Isolationism in the 1930s was the major contributing factor leading to World War II. Winston Churchill and other visionaries warned America and the world that Germany was building a large military force in violation of the Geneva Convention. Adolf Hitler denied such accusations.
Isolationist U.S. senators said the situation was being blown out of proportion, and Europe was none of our business. Only when Germany invaded Poland did President Franklin Roosevelt persuade Congress to get involved.
But the dye was cast and America and the world paid a horrific price for failing to grasp Hitler’s intentions earlier.
Would an isolationist President Ron Paul have stood up to the Soviets?
Most likely, he would say that this was none of our business, and we should not get involved.
President Ronald Reagan went to Germany and said, “Mr. Gorbachev, tear down this wall,” and indeed in time the wall came down and the Soviet Union collapsed. Would an isolationist President Paul have done this or would this also have been none of our business?
Today, America and Europe, with the tacit support of several Islamic nations, has threatened sanctions against Iran unless it proves that it is not building atomic bombs. Iran claims that it is not working on bombs but only on the peaceful development of nuclear energy. In the interim Iran has built vast underground facilities to keep prying eyes from seeing what they are doing.
Evidently Paul believes Iran and says that we should not get involved. Unfortunately, today’s rockets that can deliver nuclear blasts within minutes remove the deterrent that time and distance once afforded the United States.

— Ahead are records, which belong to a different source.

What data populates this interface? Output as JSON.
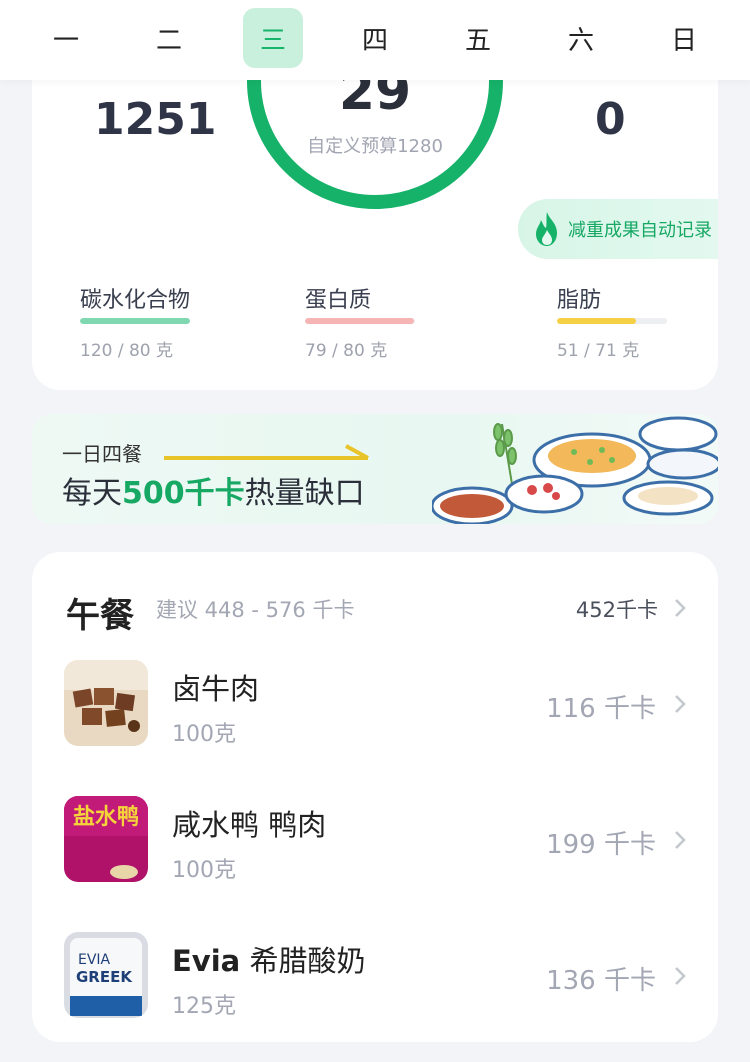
{
  "week": {
    "days": [
      "一",
      "二",
      "三",
      "四",
      "五",
      "六",
      "日"
    ],
    "selected_index": 2
  },
  "summary": {
    "intake_value": "1251",
    "ring_value": "29",
    "ring_subtitle": "自定义预算1280",
    "exercise_value": "0",
    "weight_record_label": "减重成果自动记录",
    "macros": [
      {
        "name": "碳水化合物",
        "value": "120 / 80 克",
        "fill_fraction": 1.0,
        "color": "#7fd8b0"
      },
      {
        "name": "蛋白质",
        "value": "79 / 80 克",
        "fill_fraction": 0.99,
        "color": "#f6b4b4"
      },
      {
        "name": "脂肪",
        "value": "51 / 71 克",
        "fill_fraction": 0.72,
        "color": "#f5cf44"
      }
    ]
  },
  "banner": {
    "small_text": "一日四餐",
    "big_prefix": "每天",
    "big_highlight": "500千卡",
    "big_suffix": "热量缺口"
  },
  "lunch": {
    "title": "午餐",
    "suggestion": "建议 448 - 576 千卡",
    "total": "452千卡",
    "items": [
      {
        "name_bold": "",
        "name": "卤牛肉",
        "weight": "100克",
        "kcal": "116 千卡"
      },
      {
        "name_bold": "",
        "name": "咸水鸭 鸭肉",
        "weight": "100克",
        "kcal": "199 千卡"
      },
      {
        "name_bold": "Evia",
        "name": " 希腊酸奶",
        "weight": "125克",
        "kcal": "136 千卡"
      }
    ]
  },
  "thumb_text": {
    "duck_package": "盐水鸭",
    "yogurt_brand": "EVIA",
    "yogurt_type": "GREEK"
  },
  "colors": {
    "accent": "#17b26a",
    "ring": "#17b26a",
    "background": "#f3f4f8"
  }
}
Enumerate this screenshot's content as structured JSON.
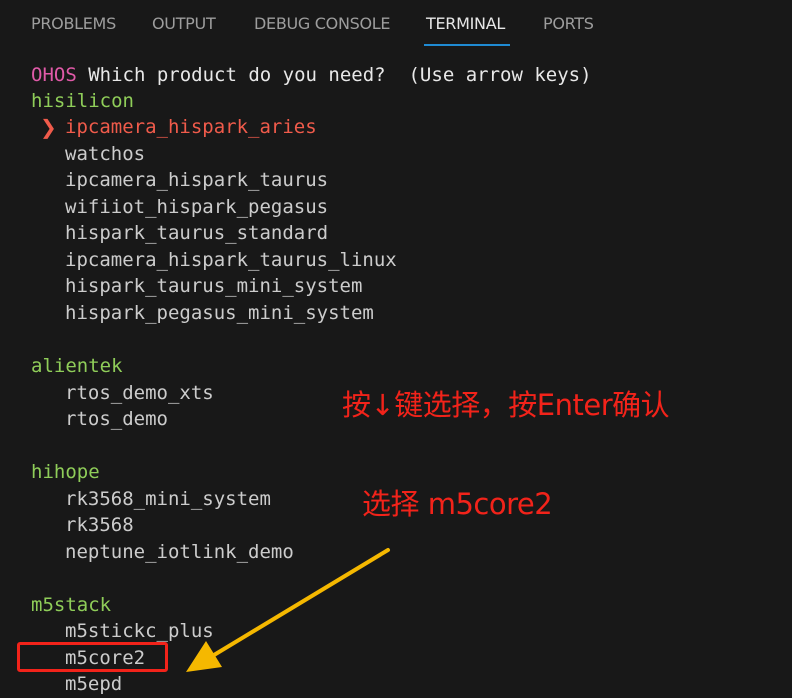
{
  "tabs": [
    {
      "label": "PROBLEMS",
      "active": false
    },
    {
      "label": "OUTPUT",
      "active": false
    },
    {
      "label": "DEBUG CONSOLE",
      "active": false
    },
    {
      "label": "TERMINAL",
      "active": true
    },
    {
      "label": "PORTS",
      "active": false
    }
  ],
  "terminal": {
    "prompt_prefix": "OHOS",
    "prompt_question": " Which product do you need?  (Use arrow keys)",
    "pointer_glyph": "❯",
    "groups": [
      {
        "name": "hisilicon",
        "items": [
          "ipcamera_hispark_aries",
          "watchos",
          "ipcamera_hispark_taurus",
          "wifiiot_hispark_pegasus",
          "hispark_taurus_standard",
          "ipcamera_hispark_taurus_linux",
          "hispark_taurus_mini_system",
          "hispark_pegasus_mini_system"
        ]
      },
      {
        "name": "alientek",
        "items": [
          "rtos_demo_xts",
          "rtos_demo"
        ]
      },
      {
        "name": "hihope",
        "items": [
          "rk3568_mini_system",
          "rk3568",
          "neptune_iotlink_demo"
        ]
      },
      {
        "name": "m5stack",
        "items": [
          "m5stickc_plus",
          "m5core2",
          "m5epd"
        ]
      }
    ],
    "selected_item": "ipcamera_hispark_aries"
  },
  "annotations": {
    "instruction": "按↓键选择，按Enter确认",
    "choose_target": "选择 m5core2",
    "highlight_target": "m5core2",
    "accent_color": "#f2231a",
    "arrow_color": "#f5b800"
  },
  "colors": {
    "background": "#181818",
    "prompt_prefix": "#e05aa8",
    "group_heading": "#8fcd59",
    "selected_item": "#f05b4b",
    "tab_active_underline": "#1f8ad2"
  }
}
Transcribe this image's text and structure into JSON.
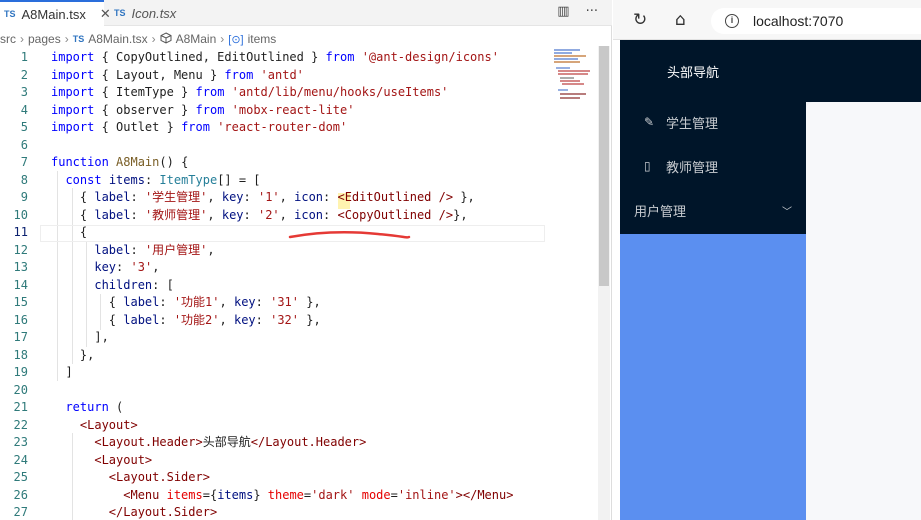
{
  "editor": {
    "tabs": [
      {
        "badge": "TS",
        "name": "A8Main.tsx",
        "close": "✕"
      },
      {
        "badge": "TS",
        "name": "Icon.tsx"
      }
    ],
    "tab_actions": {
      "split": "▥",
      "more": "···"
    },
    "breadcrumb": {
      "items": [
        "src",
        "pages",
        "A8Main.tsx",
        "A8Main",
        "items"
      ],
      "badge": "TS",
      "brace": "[⊙]"
    },
    "lines": [
      {
        "n": "1",
        "html": "<span class='kw'>import</span> { CopyOutlined, EditOutlined } <span class='kw'>from</span> <span class='str'>'@ant-design/icons'</span>"
      },
      {
        "n": "2",
        "html": "<span class='kw'>import</span> { Layout, Menu } <span class='kw'>from</span> <span class='str'>'antd'</span>"
      },
      {
        "n": "3",
        "html": "<span class='kw'>import</span> { ItemType } <span class='kw'>from</span> <span class='str'>'antd/lib/menu/hooks/useItems'</span>"
      },
      {
        "n": "4",
        "html": "<span class='kw'>import</span> { observer } <span class='kw'>from</span> <span class='str'>'mobx-react-lite'</span>"
      },
      {
        "n": "5",
        "html": "<span class='kw'>import</span> { Outlet } <span class='kw'>from</span> <span class='str'>'react-router-dom'</span>"
      },
      {
        "n": "6",
        "html": ""
      },
      {
        "n": "7",
        "html": "<span class='kw'>function</span> <span class='fn'>A8Main</span>() {"
      },
      {
        "n": "8",
        "html": "  <span class='kw'>const</span> <span class='var'>items</span>: <span class='ty'>ItemType</span>[] = ["
      },
      {
        "n": "9",
        "html": "    { <span class='var'>label</span>: <span class='str'>'学生管理'</span>, <span class='var'>key</span>: <span class='str'>'1'</span>, <span class='var'>icon</span>: <span class='tag'>&lt;EditOutlined</span> <span class='tag'>/&gt;</span> },"
      },
      {
        "n": "10",
        "html": "    { <span class='var'>label</span>: <span class='str'>'教师管理'</span>, <span class='var'>key</span>: <span class='str'>'2'</span>, <span class='var'>icon</span>: <span class='tag'>&lt;CopyOutlined</span> <span class='tag'>/&gt;</span>},"
      },
      {
        "n": "11",
        "html": "    {"
      },
      {
        "n": "12",
        "html": "      <span class='var'>label</span>: <span class='str'>'用户管理'</span>,"
      },
      {
        "n": "13",
        "html": "      <span class='var'>key</span>: <span class='str'>'3'</span>,"
      },
      {
        "n": "14",
        "html": "      <span class='var'>children</span>: ["
      },
      {
        "n": "15",
        "html": "        { <span class='var'>label</span>: <span class='str'>'功能1'</span>, <span class='var'>key</span>: <span class='str'>'31'</span> },"
      },
      {
        "n": "16",
        "html": "        { <span class='var'>label</span>: <span class='str'>'功能2'</span>, <span class='var'>key</span>: <span class='str'>'32'</span> },"
      },
      {
        "n": "17",
        "html": "      ],"
      },
      {
        "n": "18",
        "html": "    },"
      },
      {
        "n": "19",
        "html": "  ]"
      },
      {
        "n": "20",
        "html": ""
      },
      {
        "n": "21",
        "html": "  <span class='kw'>return</span> ("
      },
      {
        "n": "22",
        "html": "    <span class='tag'>&lt;Layout&gt;</span>"
      },
      {
        "n": "23",
        "html": "      <span class='tag'>&lt;Layout.Header&gt;</span>头部导航<span class='tag'>&lt;/Layout.Header&gt;</span>"
      },
      {
        "n": "24",
        "html": "      <span class='tag'>&lt;Layout&gt;</span>"
      },
      {
        "n": "25",
        "html": "        <span class='tag'>&lt;Layout.Sider&gt;</span>"
      },
      {
        "n": "26",
        "html": "          <span class='tag'>&lt;Menu</span> <span class='attr'>items</span>={<span class='var'>items</span>} <span class='attr'>theme</span>=<span class='str'>'dark'</span> <span class='attr'>mode</span>=<span class='str'>'inline'</span><span class='tag'>&gt;&lt;/Menu&gt;</span>"
      },
      {
        "n": "27",
        "html": "        <span class='tag'>&lt;/Layout.Sider&gt;</span>"
      }
    ],
    "current_line": "11"
  },
  "browser": {
    "nav": {
      "reload": "↻",
      "home": "⌂"
    },
    "address": {
      "info": "i",
      "url": "localhost:7070"
    },
    "app": {
      "header_title": "头部导航",
      "menu": [
        {
          "icon": "edit-icon",
          "glyph": "✎",
          "label": "学生管理"
        },
        {
          "icon": "copy-icon",
          "glyph": "▯",
          "label": "教师管理"
        },
        {
          "label": "用户管理",
          "chevron": "﹀"
        }
      ]
    }
  },
  "colors": {
    "sider": "#001529",
    "sider_fill": "#5b8ff0",
    "annotation": "#e53935"
  }
}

Like it or not, America should and must be involved with what is going on throughout the world and be prepared to react promptly if situations demand it.